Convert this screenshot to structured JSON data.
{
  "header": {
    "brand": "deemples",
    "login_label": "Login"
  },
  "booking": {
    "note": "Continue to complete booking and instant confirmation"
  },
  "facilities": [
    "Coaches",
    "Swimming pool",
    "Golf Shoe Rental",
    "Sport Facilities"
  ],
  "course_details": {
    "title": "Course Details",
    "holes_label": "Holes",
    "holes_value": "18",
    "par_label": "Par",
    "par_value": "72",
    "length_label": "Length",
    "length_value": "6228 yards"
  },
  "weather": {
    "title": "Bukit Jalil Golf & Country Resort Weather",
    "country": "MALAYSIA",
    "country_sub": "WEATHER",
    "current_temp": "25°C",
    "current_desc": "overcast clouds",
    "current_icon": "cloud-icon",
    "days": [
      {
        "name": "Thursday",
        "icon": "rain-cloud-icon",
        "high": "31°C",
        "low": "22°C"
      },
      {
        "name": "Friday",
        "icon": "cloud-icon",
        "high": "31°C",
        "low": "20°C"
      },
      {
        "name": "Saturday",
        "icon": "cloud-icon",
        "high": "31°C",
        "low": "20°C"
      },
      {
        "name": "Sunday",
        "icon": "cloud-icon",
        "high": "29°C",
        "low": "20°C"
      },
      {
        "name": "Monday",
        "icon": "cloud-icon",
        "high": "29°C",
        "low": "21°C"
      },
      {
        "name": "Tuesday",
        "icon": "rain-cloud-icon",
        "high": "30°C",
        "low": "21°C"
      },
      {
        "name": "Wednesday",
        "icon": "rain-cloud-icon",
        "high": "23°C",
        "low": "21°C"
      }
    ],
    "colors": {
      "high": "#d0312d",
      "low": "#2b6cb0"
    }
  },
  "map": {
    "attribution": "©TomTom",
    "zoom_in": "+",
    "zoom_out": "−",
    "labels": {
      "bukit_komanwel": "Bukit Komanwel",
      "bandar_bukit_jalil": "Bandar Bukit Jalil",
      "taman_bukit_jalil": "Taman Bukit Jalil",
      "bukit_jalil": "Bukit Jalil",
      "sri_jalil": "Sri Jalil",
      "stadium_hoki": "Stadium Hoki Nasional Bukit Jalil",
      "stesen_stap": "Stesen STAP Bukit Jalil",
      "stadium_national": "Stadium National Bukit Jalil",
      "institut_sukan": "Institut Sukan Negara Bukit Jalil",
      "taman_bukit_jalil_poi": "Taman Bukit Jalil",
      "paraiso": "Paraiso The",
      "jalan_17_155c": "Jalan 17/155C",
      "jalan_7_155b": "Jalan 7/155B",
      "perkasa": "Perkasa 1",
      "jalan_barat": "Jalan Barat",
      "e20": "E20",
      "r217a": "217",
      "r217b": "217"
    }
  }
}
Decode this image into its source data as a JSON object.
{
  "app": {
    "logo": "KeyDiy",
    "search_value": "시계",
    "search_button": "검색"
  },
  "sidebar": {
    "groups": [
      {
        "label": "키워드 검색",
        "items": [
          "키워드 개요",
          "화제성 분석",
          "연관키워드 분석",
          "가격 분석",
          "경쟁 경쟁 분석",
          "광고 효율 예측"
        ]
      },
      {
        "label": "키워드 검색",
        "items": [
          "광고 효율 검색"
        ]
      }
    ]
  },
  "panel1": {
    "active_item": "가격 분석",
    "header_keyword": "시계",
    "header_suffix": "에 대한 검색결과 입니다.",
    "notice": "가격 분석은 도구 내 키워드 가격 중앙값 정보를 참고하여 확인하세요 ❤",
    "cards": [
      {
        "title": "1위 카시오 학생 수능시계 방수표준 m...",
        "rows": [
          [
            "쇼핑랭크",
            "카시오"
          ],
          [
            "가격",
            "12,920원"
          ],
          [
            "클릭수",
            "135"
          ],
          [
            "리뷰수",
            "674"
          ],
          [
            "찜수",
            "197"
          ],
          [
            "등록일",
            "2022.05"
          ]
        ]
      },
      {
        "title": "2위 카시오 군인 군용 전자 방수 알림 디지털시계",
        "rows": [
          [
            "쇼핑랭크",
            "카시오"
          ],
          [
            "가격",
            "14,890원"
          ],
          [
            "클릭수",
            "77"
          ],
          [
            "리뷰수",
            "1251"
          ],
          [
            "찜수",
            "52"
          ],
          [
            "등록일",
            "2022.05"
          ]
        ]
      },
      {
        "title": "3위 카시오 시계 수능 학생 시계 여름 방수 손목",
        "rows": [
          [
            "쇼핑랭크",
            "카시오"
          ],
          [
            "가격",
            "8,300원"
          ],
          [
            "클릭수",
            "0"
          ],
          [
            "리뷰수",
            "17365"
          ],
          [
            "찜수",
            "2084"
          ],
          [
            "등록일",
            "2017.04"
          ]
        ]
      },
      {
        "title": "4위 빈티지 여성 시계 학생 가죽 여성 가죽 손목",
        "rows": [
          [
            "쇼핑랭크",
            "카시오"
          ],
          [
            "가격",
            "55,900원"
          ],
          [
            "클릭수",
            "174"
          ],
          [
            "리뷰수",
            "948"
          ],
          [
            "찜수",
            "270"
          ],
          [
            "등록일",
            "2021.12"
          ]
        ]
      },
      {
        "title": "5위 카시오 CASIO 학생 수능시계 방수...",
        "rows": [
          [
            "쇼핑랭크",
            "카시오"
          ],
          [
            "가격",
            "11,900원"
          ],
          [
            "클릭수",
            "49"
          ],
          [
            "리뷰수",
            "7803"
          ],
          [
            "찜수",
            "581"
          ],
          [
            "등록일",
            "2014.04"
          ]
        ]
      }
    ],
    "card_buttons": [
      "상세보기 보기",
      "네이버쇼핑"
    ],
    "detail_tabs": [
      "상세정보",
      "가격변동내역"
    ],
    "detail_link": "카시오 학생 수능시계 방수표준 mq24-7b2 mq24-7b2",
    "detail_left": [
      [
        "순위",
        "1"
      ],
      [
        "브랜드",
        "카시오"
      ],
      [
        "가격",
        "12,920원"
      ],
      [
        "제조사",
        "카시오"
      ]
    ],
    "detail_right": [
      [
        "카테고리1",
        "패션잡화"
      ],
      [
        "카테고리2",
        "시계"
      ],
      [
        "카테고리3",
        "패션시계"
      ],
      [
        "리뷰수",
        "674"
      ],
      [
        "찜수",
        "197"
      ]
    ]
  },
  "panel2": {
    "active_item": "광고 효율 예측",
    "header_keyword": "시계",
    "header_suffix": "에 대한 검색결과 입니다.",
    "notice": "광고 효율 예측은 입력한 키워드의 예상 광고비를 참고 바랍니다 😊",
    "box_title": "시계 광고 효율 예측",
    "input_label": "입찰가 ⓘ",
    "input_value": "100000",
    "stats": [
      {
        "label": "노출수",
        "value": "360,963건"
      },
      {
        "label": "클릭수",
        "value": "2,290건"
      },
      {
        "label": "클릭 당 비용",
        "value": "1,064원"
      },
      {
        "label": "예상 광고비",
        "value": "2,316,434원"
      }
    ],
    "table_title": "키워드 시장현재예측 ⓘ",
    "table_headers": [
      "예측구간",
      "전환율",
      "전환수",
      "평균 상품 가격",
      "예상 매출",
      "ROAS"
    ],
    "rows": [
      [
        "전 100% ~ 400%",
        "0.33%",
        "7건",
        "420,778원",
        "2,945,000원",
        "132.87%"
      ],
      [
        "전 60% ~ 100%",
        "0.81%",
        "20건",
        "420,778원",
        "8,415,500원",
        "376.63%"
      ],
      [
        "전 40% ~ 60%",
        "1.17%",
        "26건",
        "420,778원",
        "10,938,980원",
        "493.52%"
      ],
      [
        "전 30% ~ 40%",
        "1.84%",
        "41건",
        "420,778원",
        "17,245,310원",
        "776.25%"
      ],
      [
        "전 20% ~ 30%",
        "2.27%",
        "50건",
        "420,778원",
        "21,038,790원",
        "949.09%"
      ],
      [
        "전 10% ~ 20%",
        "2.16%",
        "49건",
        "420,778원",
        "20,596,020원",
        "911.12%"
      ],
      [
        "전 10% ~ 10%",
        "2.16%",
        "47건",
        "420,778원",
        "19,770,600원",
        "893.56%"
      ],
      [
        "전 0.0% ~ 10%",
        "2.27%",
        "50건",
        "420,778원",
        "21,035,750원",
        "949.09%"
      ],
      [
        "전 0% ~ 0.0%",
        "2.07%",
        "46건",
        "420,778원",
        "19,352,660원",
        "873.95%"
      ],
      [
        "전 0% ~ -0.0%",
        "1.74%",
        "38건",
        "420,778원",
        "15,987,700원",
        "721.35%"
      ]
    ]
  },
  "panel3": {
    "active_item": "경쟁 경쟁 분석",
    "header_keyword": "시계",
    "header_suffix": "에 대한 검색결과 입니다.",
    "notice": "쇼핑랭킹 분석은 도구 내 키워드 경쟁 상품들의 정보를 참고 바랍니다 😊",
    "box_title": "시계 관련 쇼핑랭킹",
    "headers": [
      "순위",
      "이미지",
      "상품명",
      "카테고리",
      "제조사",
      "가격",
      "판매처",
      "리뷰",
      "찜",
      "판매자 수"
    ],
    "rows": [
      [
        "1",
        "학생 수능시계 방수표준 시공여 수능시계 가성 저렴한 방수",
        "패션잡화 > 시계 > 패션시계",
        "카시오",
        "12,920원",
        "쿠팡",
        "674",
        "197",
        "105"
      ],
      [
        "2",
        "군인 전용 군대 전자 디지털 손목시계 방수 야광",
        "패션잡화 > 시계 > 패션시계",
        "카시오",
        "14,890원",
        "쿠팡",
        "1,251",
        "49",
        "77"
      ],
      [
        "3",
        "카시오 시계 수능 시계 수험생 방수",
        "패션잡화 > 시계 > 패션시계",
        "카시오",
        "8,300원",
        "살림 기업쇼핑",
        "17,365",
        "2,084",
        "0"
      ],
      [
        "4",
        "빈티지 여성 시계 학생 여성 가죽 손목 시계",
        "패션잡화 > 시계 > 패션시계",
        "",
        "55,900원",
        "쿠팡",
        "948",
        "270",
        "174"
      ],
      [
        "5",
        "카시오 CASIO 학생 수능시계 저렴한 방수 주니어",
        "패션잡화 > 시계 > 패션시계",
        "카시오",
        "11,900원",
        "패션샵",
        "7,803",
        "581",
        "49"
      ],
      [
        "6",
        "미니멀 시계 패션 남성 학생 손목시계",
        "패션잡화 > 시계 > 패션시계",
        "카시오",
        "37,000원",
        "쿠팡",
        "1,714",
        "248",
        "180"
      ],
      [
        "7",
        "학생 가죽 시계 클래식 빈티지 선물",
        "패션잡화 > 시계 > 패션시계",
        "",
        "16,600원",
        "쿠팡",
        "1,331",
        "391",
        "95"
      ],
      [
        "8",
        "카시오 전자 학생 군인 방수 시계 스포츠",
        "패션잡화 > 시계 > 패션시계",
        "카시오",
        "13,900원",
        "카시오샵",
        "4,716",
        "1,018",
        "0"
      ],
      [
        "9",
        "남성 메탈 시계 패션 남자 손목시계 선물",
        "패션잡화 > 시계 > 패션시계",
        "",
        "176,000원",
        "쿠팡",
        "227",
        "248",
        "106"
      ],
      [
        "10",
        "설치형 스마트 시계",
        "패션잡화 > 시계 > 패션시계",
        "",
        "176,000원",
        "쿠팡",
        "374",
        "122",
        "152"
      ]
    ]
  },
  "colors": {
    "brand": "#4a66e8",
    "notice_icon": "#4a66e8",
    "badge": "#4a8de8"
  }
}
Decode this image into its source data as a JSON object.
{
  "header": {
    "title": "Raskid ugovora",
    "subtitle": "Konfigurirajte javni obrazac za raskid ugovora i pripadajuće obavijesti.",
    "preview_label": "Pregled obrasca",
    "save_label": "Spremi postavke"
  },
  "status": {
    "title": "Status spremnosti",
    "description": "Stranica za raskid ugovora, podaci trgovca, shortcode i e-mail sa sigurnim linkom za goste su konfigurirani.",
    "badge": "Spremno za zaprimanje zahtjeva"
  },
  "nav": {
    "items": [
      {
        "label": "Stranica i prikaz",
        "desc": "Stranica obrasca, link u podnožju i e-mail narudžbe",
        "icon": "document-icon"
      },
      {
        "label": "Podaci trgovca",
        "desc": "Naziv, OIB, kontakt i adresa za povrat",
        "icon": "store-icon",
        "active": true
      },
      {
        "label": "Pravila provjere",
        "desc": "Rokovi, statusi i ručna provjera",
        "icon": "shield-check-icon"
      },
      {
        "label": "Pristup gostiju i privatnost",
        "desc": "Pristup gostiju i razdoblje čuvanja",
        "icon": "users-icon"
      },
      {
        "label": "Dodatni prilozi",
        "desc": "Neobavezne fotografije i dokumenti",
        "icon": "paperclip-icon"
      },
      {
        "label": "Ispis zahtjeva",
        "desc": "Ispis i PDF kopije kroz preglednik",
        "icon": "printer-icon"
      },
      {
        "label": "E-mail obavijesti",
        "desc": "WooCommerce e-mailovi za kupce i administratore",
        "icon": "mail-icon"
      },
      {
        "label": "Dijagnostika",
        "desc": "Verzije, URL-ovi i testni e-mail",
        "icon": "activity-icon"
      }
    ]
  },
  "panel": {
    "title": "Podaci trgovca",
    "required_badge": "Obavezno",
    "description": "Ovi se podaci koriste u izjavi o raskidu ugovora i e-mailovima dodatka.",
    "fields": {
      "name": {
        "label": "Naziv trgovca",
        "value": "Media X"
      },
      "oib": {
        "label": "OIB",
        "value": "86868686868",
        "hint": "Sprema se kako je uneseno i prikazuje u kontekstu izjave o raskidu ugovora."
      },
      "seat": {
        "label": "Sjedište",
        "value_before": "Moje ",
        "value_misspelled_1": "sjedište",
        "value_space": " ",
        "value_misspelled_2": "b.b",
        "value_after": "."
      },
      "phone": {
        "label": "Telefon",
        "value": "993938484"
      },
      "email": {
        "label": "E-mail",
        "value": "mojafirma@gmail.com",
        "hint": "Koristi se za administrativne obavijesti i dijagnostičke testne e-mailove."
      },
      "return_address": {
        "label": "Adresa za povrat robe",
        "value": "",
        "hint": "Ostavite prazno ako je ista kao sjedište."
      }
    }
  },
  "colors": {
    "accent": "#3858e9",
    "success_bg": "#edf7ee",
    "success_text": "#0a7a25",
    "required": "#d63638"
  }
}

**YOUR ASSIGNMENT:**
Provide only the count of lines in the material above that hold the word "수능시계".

**WRITTEN SOLUTION:**
5